To a fiction writer, "fact" and "truth" can mean very different things. Or, as Tim O'Brien has put it, "Fiction is for getting at the truth when the truth is insufficient for the truth."

Here's one truth I can only assume must also be a fact: At some point very early in my life, my mother opened up a book before my eyes and began to read.

Here's a fact, followed by a truth: Thereafter, every year, she would include at least one book under the Christmas tree for me. Usually it would take a day or two of gluttonous toy-play before I'd find these books, crack them open, breathe in their smell and begin to read --- but I would find them. 

One Christmas, however, it was the book, and not the toys, that most excited me.  

The book was a paperback, roughly the dimensions of a beefy magazine, and it was called DRAWING THE HUMAN FIGURE. Within it were beautiful illustrations of the human form, many of them nudes. Female nudes. 

I was still a kid, and my mother had given me a book full of female nudes.

Some factual context here: Whereas in the normal progression of the making of a reader, a child moves steadily away from his beloved picture books into storybooks with pictures and from these into "illustrated" stories and finally into books with no illustrations whatsoever --- novels and the like --- I, in fact, did not go easily into that all-text, un-illustrated night. 

This probably had less to do with my reading skills and more to do with my love of the artwork itself. For I was, from earliest memory, an illustrator: Hours upon hours of my childhood were spent hunched over drawing pads, oblivious to the outside world as I sketched the inner with my #2 pencil. I remember judging books not by their covers, but by their illustrations, and reading toward those images as if they were prizes I was earning, page by wordy page, and then becoming so excited by the artwork that I abandoned the book altogether for the drawing pad. 

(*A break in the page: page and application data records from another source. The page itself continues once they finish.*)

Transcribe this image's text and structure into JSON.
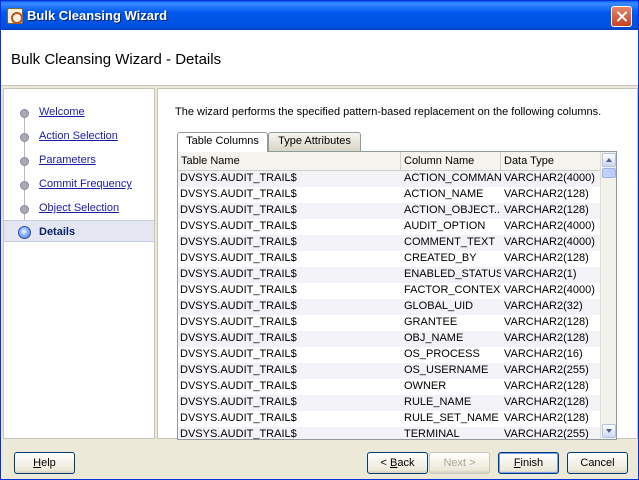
{
  "window": {
    "title": "Bulk Cleansing Wizard"
  },
  "header": {
    "title": "Bulk Cleansing Wizard - Details"
  },
  "nav": {
    "items": [
      {
        "label": "Welcome",
        "active": false
      },
      {
        "label": "Action Selection",
        "active": false
      },
      {
        "label": "Parameters",
        "active": false
      },
      {
        "label": "Commit Frequency",
        "active": false
      },
      {
        "label": "Object Selection",
        "active": false
      },
      {
        "label": "Details",
        "active": true
      }
    ]
  },
  "main": {
    "description": "The wizard performs the specified pattern-based replacement on the following columns.",
    "tabs": [
      {
        "label": "Table Columns",
        "selected": true
      },
      {
        "label": "Type Attributes",
        "selected": false
      }
    ],
    "table": {
      "headers": [
        "Table Name",
        "Column Name",
        "Data Type"
      ],
      "rows": [
        [
          "DVSYS.AUDIT_TRAIL$",
          "ACTION_COMMAND",
          "VARCHAR2(4000)"
        ],
        [
          "DVSYS.AUDIT_TRAIL$",
          "ACTION_NAME",
          "VARCHAR2(128)"
        ],
        [
          "DVSYS.AUDIT_TRAIL$",
          "ACTION_OBJECT...",
          "VARCHAR2(128)"
        ],
        [
          "DVSYS.AUDIT_TRAIL$",
          "AUDIT_OPTION",
          "VARCHAR2(4000)"
        ],
        [
          "DVSYS.AUDIT_TRAIL$",
          "COMMENT_TEXT",
          "VARCHAR2(4000)"
        ],
        [
          "DVSYS.AUDIT_TRAIL$",
          "CREATED_BY",
          "VARCHAR2(128)"
        ],
        [
          "DVSYS.AUDIT_TRAIL$",
          "ENABLED_STATUS",
          "VARCHAR2(1)"
        ],
        [
          "DVSYS.AUDIT_TRAIL$",
          "FACTOR_CONTEXT",
          "VARCHAR2(4000)"
        ],
        [
          "DVSYS.AUDIT_TRAIL$",
          "GLOBAL_UID",
          "VARCHAR2(32)"
        ],
        [
          "DVSYS.AUDIT_TRAIL$",
          "GRANTEE",
          "VARCHAR2(128)"
        ],
        [
          "DVSYS.AUDIT_TRAIL$",
          "OBJ_NAME",
          "VARCHAR2(128)"
        ],
        [
          "DVSYS.AUDIT_TRAIL$",
          "OS_PROCESS",
          "VARCHAR2(16)"
        ],
        [
          "DVSYS.AUDIT_TRAIL$",
          "OS_USERNAME",
          "VARCHAR2(255)"
        ],
        [
          "DVSYS.AUDIT_TRAIL$",
          "OWNER",
          "VARCHAR2(128)"
        ],
        [
          "DVSYS.AUDIT_TRAIL$",
          "RULE_NAME",
          "VARCHAR2(128)"
        ],
        [
          "DVSYS.AUDIT_TRAIL$",
          "RULE_SET_NAME",
          "VARCHAR2(128)"
        ],
        [
          "DVSYS.AUDIT_TRAIL$",
          "TERMINAL",
          "VARCHAR2(255)"
        ]
      ]
    }
  },
  "buttons": {
    "help": {
      "label": "Help",
      "mnemonic": "H"
    },
    "back": {
      "label": "< Back",
      "mnemonic": "B"
    },
    "next": {
      "label": "Next >",
      "disabled": true
    },
    "finish": {
      "label": "Finish",
      "mnemonic": "F"
    },
    "cancel": {
      "label": "Cancel"
    }
  }
}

And now for the truth about DRAWING THE HUMAN FIGURE: I can't say for a fact that I got that book for Christmas or if I got it for my birthday. I can't even say for a fact that it came from my mother and not my father. 

But this is the truth: That year --- the year of DRAWING THE HUMAN FIGURE --- I was still a long way from becoming a serious reader, much less a writer, and Mom --- a writer herself, a one-time poet in the Iowa Writers’ Workshop --- was telling me with this book not only that she recognized my love of drawing, but that she recognized the value of drawing itself. The nudes weren't meant to embarrass or titillate: They were there to teach. DRAWING THE HUMAN FIGURE told me that drawing was not some childish preoccupation I'd grow out of, like playing with toys. It told me I'd already grown up.

Some years later, when I told my mother I was going to pursue my MFA in Creative Writing, her face was an open book --- an illustrated one --- in which I read surprise, anxiety and dismay. All my life I'd been drawing --- she'd seen the proof of my talent, had been so proud of it --- and now I was going to get an MFA in Creative Writing?  Did I have any idea how difficult it was to be a writer --- a fiction writer

She'd wanted only to raise a reader, never imagining that all those books under the Christmas tree would be the stepping stones to such a long and unforgiving career path.

Fact: All these years later, I'm home for winter break, and as Mom ships off copy after copy of my new novel to relatives and family friends --- easiest Christmas ever! --- I know she's wondering what book to give me this year; because when your young reader grows up to become a writer, he tends to get fussy about what he reads, and giving him books becomes tricky. Any day now she's going to flat-out ask me what book she can safely get me.

Truth: The surprise of the book isn't important anymore; it's the history she loves --- the continuation of a gift that began when she first cracked that first book open before her little boy's eyes, and began to read...even if all that boy cared about was the pictures.